Words as Weapons
Jackie Hill Perry writes, “It is not wise or healthy to disassociate what you say on social media from who you are. It seems as if many, including Christians, feel the freedom to be critical, divisive, harsh, and flat out wicked with speech via social media as if it is not AS damaging. Don’t be fooled, you will be judged just as much for what you said with your mouth as you will with what you’ve typed with your hands.”
I’ve seen Bible-believing, Christ-centered people post thoughts on a blog or on social media only to receive a string of hypercritical responses from people who wield Scripture verses like pickaxes, swiftly condemning the slightest hint of a viewpoint they consider suspicious. Others quickly join the fray, and soon it appears that no one has bothered to read what the blogger actually said. Responders assume the worst, not giving the benefit of the doubt and engaging in shotgun-style character assassination. (If I were an unbeliever reading such responses, I certainly wouldn’t be drawn to the Christian faith!)

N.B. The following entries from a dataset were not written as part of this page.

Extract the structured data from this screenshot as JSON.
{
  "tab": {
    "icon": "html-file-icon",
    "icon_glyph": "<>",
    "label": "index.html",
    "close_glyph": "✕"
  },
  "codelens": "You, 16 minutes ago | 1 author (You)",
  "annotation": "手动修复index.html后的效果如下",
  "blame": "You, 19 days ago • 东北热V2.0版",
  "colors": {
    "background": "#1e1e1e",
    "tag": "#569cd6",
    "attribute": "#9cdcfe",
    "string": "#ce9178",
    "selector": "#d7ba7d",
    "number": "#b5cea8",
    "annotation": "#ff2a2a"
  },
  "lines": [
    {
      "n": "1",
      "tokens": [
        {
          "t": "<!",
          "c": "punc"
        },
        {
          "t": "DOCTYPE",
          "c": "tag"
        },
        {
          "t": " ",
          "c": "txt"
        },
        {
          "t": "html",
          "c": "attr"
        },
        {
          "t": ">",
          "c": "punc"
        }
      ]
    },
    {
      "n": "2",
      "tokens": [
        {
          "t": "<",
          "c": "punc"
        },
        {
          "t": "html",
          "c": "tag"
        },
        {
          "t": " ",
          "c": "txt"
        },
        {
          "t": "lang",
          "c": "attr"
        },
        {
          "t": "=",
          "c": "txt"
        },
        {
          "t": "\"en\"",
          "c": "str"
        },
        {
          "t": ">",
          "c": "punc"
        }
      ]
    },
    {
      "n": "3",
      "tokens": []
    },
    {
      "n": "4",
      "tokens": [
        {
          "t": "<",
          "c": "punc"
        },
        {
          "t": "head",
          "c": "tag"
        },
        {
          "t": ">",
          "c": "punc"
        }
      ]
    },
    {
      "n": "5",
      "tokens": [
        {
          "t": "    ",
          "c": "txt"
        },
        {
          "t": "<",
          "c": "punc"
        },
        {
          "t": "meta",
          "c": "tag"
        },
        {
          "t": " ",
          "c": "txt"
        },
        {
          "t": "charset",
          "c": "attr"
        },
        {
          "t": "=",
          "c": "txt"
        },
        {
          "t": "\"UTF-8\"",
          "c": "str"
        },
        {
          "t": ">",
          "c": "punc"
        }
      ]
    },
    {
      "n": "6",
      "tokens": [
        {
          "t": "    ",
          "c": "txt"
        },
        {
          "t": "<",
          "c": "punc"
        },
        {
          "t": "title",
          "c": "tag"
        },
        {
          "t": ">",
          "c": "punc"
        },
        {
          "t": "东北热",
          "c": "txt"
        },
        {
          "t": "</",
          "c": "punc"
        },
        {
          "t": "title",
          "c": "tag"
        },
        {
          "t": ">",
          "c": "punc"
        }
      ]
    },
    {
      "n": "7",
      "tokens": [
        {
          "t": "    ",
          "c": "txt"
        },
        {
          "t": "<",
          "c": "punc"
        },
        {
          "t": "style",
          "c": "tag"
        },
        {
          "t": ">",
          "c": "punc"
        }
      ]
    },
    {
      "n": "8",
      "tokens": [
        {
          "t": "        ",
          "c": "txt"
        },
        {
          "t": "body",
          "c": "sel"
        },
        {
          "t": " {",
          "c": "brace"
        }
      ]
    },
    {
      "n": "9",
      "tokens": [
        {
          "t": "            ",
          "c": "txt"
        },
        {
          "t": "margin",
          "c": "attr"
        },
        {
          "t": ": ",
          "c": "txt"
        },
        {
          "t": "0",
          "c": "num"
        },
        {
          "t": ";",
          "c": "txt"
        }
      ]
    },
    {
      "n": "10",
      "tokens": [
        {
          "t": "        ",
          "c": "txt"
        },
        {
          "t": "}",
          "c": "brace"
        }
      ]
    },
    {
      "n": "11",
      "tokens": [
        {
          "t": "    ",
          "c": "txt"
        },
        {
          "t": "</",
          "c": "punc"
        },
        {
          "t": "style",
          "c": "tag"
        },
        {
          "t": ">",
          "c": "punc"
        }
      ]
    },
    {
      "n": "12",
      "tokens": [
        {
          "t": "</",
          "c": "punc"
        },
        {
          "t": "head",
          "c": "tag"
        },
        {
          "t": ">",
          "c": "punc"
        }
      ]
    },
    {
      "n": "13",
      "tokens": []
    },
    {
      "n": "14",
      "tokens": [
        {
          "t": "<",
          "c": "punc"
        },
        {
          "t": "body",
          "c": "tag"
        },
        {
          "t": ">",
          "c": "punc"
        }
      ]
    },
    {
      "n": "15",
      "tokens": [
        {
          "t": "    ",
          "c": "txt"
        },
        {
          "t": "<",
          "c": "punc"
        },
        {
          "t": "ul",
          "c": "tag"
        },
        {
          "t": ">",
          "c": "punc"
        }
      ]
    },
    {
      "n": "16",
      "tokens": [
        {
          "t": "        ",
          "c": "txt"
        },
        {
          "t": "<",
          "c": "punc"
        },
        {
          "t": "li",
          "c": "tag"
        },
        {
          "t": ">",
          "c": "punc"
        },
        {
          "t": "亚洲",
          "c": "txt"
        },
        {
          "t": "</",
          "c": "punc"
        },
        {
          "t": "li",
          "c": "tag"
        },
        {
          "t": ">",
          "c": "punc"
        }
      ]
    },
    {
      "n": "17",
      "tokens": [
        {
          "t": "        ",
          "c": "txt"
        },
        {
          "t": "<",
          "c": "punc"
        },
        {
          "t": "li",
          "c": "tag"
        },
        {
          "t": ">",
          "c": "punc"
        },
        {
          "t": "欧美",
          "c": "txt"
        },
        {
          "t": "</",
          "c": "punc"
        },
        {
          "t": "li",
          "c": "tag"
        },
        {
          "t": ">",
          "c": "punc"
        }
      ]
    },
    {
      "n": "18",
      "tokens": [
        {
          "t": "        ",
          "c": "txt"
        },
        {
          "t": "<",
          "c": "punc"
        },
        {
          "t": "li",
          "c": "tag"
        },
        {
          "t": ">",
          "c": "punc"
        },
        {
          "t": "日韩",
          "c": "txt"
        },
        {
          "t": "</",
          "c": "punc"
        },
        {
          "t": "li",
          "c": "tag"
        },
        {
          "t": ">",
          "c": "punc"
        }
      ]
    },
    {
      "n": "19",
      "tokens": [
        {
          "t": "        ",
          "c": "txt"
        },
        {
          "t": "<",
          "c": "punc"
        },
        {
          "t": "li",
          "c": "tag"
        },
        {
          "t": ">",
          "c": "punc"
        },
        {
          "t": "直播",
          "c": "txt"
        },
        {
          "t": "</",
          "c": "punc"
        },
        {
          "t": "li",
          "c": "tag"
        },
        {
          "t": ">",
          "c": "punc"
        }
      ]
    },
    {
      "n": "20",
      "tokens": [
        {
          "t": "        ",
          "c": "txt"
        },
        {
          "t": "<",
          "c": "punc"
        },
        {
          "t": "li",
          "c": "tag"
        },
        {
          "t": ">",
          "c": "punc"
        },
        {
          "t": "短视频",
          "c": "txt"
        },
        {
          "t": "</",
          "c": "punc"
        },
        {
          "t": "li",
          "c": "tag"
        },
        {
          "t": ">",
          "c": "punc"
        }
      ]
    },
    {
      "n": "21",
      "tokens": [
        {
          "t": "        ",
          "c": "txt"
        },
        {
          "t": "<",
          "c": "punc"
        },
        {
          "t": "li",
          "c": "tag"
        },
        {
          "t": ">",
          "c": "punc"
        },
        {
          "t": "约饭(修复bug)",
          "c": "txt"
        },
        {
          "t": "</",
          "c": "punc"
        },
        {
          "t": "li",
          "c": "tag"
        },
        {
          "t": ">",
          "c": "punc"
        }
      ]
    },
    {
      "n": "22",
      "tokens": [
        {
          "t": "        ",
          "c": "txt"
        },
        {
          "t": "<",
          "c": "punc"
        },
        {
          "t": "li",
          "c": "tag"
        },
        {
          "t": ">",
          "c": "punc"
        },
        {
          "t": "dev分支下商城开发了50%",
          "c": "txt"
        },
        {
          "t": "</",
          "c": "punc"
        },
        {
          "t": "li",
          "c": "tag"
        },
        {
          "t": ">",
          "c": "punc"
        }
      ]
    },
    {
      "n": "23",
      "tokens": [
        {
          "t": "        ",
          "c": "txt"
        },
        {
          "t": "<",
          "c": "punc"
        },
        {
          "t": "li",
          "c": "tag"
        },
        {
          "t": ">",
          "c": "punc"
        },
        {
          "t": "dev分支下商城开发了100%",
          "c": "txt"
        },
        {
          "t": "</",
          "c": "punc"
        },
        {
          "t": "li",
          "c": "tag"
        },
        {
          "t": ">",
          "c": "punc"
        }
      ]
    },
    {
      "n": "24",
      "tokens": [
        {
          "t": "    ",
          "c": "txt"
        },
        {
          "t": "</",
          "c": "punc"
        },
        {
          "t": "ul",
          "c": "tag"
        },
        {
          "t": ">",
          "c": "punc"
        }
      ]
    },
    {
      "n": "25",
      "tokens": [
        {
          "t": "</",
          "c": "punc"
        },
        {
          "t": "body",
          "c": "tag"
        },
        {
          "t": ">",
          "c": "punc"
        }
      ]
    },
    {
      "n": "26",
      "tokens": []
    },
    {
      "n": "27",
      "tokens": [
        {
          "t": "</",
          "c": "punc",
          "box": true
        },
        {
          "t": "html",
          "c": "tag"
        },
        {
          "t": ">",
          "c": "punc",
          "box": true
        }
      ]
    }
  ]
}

I wonder why it’s not immediately recognized by those engaging in such behavior that what they’re doing is utterly contrary to the faith they profess and the Bible they believe. How is it that perpetual disdain, suspicion, unkindness, and hostility are seen as taking the spiritual high ground? We dishonor our God and each other when we accuse and delight in our brothers’ and sisters’ alleged errors.
A Call for Wisdom
The ancient book of Proverbs has much to say about our words. These biblical principles apply every bit as much to our written words as our spoken ones. Proverbs 12:18 says, “Reckless words pierce like a sword, but the tongue of the wise brings healing.” “A man of knowledge uses words with restraint, and a man of understanding is even-tempered” (Proverbs 17:27). “A gentle answer turns away wrath, but a harsh word stirs up anger” (Proverbs 15:1).
Paul David Tripp writes, “…you have never spoken a neutral word in your life. Your words have direction to them. If your words are moving in the life direction, they will be words of encouragement, hope, love, peace, unity, instruction, wisdom, and correction. But if your words are moving in a death direction, they will be words of anger, malice, slander, jealousy, gossip, division, contempt, racism, violence, judgment, and condemnation.”
Truth and Grace
James 2:13 says, “Judgment without mercy will be shown to anyone who has not been merciful. Mercy triumphs over judgment!” Where is the mercy among evangelical Christians? Personally, I’ve seen a lot of it. But I’ve also seen a lot of unmerciful condemnation of the sort that Jesus repeatedly denounced.
Yes, we can and will disagree in the Christian community, but we should speak the truth in love: “Speaking the truth in love, we will in all things grow up into him who is the Head, that is, Christ” (Ephesians 4:15-16). God calls us “to slander no one, to be peaceable and considerate, and to show true humility toward all men” (Titus 3:2).
While we should desire that truth not be compromised, we should also remember that Jesus often condemned the Pharisees, those whose doctrine was closest to His own. Why? For their lack of grace. Our Jesus came “full of grace and truth” (John 1:14). He calls for us to be full of both.
Psalm 133:1 says, “How good and pleasant it is when brothers live together in unity!” What are we doing to cultivate this kind of unity? Sometimes we must disagree with our brothers. But are we going out of our way to assume the best rather than the worst? Are we laboring to share our opinions in a spirit of love and grace? “Let us therefore make every effort to do what leads to peace and to mutual edification” (Romans 14:19).
A Higher Calling
Paul reminds us to “Let all that you do be done in love” (1 Corinthians 16:14). Wouldn’t it be wonderful for those of us who are already each other’s brothers and sisters to learn how to believe the best of each other? And to speak the truth to each other in love? And to be like Jesus toward each other: full of grace and truth? (One thing is certain: a world torn apart by criticism, suspicion, and hostility will never be won to Christ by a church riddled with the same.)
Galatians 6:10 is an apt reminder for our interactions on social media: “Therefore, as we have opportunity, let us do good to all people, especially to those who belong to the family of believers.” On social media, in our conversations, and everywhere in between, may we seek to do good to our brothers and sisters in Christ through our words, always remembering our accountability to the Lord Jesus.
photo credit: William Iven via Unsplash